Climate change poses a serious threat to species that demonstrate temperature dependent sex determination (TDS), including marine turtles. Increased temperatures can result in highly female skewed sex ratios and decreased hatchling success. In situ sand temperature data was collected from the nesting depth of hawksbill and green turtles at five study sites along the coast of the Red Sea. The sand temperature profile at four of the sites exceeded the pivotal temperature of 29.2°C (commonly cited in literature) throughout the study duration, which suggests feminization of turtles could be occurring, but further studies need to identify the pivotal temperature in this region. The percentage of days exceeding the commonly cited maximum thermal threshold (33 and 35°C) was calculated for each site at 30 and 50 cm. Sand temperature recordings were as high as 36.0°C at 30 cm depth, and 35.3°C at 50 cm. This suggests that the turtle hatchlings in some areas of the Red Sea could already have high mortality rates due to high temperatures, unless they are locally adapted to these high temperatures. The Red Sea is home to five out of the seven extant species of marine turtles in the world, but not much is known about these populations. The Red Sea is an understudied region of the world, but it has the potential to provide insight on how species might adapt to future climate change due to its high and variable water temperatures (range of 20°C to 35°C) and high salinity (40 PSU). Sites with lower sand temperatures (and lower risk of feminization) may represent priority areas for conservation efforts, particularly in regions facing imminent coastal development.
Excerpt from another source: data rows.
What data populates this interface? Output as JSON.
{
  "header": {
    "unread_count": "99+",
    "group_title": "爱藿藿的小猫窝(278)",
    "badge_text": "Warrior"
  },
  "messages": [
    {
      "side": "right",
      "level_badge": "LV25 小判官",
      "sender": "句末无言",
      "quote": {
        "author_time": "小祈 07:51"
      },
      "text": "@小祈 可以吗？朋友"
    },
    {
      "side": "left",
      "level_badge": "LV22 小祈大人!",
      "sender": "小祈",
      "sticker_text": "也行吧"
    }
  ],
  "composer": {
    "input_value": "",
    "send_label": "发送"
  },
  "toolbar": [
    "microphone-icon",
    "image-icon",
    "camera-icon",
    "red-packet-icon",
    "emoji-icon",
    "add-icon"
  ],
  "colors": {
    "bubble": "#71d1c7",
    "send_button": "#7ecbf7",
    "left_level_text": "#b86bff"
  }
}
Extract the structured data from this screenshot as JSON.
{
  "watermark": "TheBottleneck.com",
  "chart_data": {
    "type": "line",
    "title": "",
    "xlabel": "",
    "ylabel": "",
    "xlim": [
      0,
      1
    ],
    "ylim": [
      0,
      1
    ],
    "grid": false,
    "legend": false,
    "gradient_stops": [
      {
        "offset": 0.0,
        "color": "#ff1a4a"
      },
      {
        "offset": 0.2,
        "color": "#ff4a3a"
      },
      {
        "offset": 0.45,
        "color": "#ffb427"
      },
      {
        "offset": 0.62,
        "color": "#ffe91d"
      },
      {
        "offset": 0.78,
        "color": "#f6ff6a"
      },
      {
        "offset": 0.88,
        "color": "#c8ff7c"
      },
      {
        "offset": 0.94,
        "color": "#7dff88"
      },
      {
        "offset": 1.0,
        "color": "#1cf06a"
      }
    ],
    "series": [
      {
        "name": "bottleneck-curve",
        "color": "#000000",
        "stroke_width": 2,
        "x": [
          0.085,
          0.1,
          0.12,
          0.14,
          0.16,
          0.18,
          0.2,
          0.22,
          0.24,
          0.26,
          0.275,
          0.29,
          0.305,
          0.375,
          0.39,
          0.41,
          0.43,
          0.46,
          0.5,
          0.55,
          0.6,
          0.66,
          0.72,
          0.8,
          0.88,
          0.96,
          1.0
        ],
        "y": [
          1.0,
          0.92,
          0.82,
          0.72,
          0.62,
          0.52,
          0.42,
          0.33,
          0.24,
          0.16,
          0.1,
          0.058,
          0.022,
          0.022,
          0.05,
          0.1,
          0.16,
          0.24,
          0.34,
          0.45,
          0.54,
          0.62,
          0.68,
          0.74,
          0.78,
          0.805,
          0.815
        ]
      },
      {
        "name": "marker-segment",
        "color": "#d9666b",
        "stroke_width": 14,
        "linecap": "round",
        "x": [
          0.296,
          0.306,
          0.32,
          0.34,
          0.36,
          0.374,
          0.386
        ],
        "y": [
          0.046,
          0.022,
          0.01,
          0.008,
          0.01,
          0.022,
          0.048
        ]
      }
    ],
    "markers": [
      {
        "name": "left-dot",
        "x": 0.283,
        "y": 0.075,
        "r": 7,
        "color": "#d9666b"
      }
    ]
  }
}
|Date of Award||Nov 2018|
- Biological, Environmental Science and Engineering
|Supervisor||Michael Berumen (Supervisor)|